What Exactly is the “Gut-Brain Connection.”
Well, it’s very complex, and to be honest, we’re still learning about it.
Understanding the Gut-Brain connection, there are multiple things working together. Things like:
- The vagus nerve links the gut directly to the brain;
- The “enteric nervous system” (A.K.A. “second brain) helps the complex intricacies of digestion flow with little to no involvement from the actual brain;
- Massive number of neurotransmitters, 2/3 of the body’s totals, are produced by the gut
- A huge part of the immune system is in the gut, but can travel throughout the body
- The interactions and messages are sent by the gut microbes.
It is complex. And amazing, if you ask me.
At the risk of becoming too sciency, I’ll briefly touch on these areas, and end off with a delicious recipe to help support our gut and our brain health.
The vagus nerve that runs directly from the gut to the brain.
90% of the transmission is not from your brain to your gut which is what we used to think, but from your gut up to your brain! This is a fascinating discovery.
The Enteric Nervous System and Neurotransmitters
Would you believe me if I told you that the gut has more nerves than your spinal cord?
That’s exactly why it’s referred to as the “second brain.”
If you think about it, controlling the complex process of digestion (i.e. digestive enzymes, absorption of nutrients, the flow of food, etc.) should probably be done pretty “smartly”…don’t you think?
And guess how these nerves speak to each other, and to other cells? By chemical messengers called “neurotransmitters.”
In fact, many of the neurotransmitters that have a strong effect on our mood are made in the gut! e.g. a whopping 95% of serotonin is made in your gut, not in your brain!
The Immune System of The Gut
Because eating and drinking is a huge portal where disease-causing critters can get into your body, it makes total sense that much of our defense system would be located there too.

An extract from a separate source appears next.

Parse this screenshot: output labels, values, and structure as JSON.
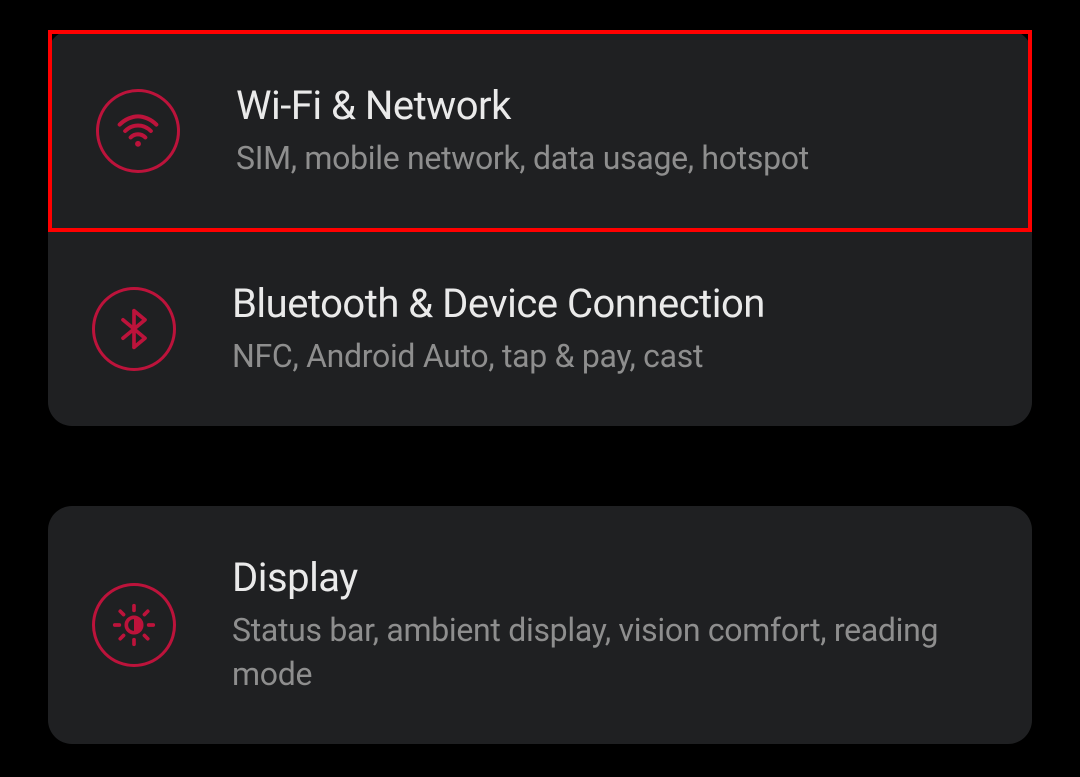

Seventy-five percent of our immune system is in our gut! That is a staggering number in my eyes. 75%! This explains clearly that what we feed ourselves, determines our health and our ability to ward off illnesses.
Immune cells can move throughout the entire body and cause inflammation just about anywhere. If they’re “activated” by something in the gut, they can potentially wreak havoc anywhere in the body. Including the potential to cause inflammation in the brain.
Your friendly neighborhood gut residents. You have billions of those little guys happily living in your gut. And they do amazing things like help you digest foods, make certain vitamins, support the immune system and help regulate inflammation.
More and more evidence is showing that changes in your gut microbiota can impact our brain functions including mood, and even other, more serious, mental health issues.
How do These All Work Together for Brain Health?
The honest answer to how these things all work together is that we really don’t know just yet. More and more studies are being done to learn more.
But one thing is becoming clear. A healthy gut goes hand-in-hand with a healthy brain!
So, how do you feed your brain?
Understanding that we are what we eat, this absolutely applies to our brain health. The nutrients that we give our bodies, feed our cells to either support them or damage them. Quite often there is a significant difference in moods, mental state and cognitive function between those who eat a healthful diet and those who don’t. Incidences of anxiety, depression are more prevalent in those who rely on convenience foods that lack nutrients. These foods do not support a healthy gut biome and limit the ability of neurotransmitters to do their job effectively and efficiently. By contrast, those who eat nutrient rich whole foods that support a healthy gut often have better mental clarity and the ability to defend against anxiety and other mood disorders.
Two things that you many consider eating more of to support or brain health are fiber and omega-3 fats. Fiber, in fruits, veggies, nuts & seeds, help to feed your awesome gut microbes. Omega-3 fats, in fatty fish, walnuts, algae, and seeds like flax, chia, and hemp, are well-known anti-inflammatory brain boosters.
Food is only one element to the complex equation of mental health but one that should not go unrecognized. I am certainty not saying that simply by eating salad and drinking kombucha it will be a cure all for mental health. But incorporating nutrient rich foods into our diet and eliminating processed, inflammatory foods cannot hurt. Recognize also that a variety of minimally-processed, nutrient-dense foods is required, as no nutrients work alone.
To help you feed your brain well, CLICK HERE for a simple recipe for Blueberry Overnight Oats. Your gut microbes love to eat the fiber in the blueberries, oats, seeds, and nuts. Meanwhile, your brain loves the omega-3 fats in the seeds and nuts. Enjoy!
To learn more about the gut brain connection or a better understanding of how foods affect your health, CLICK HERE to book a call. I can talk nutrition stuff all day! I’d love to help you gain a better understanding of what your body needs.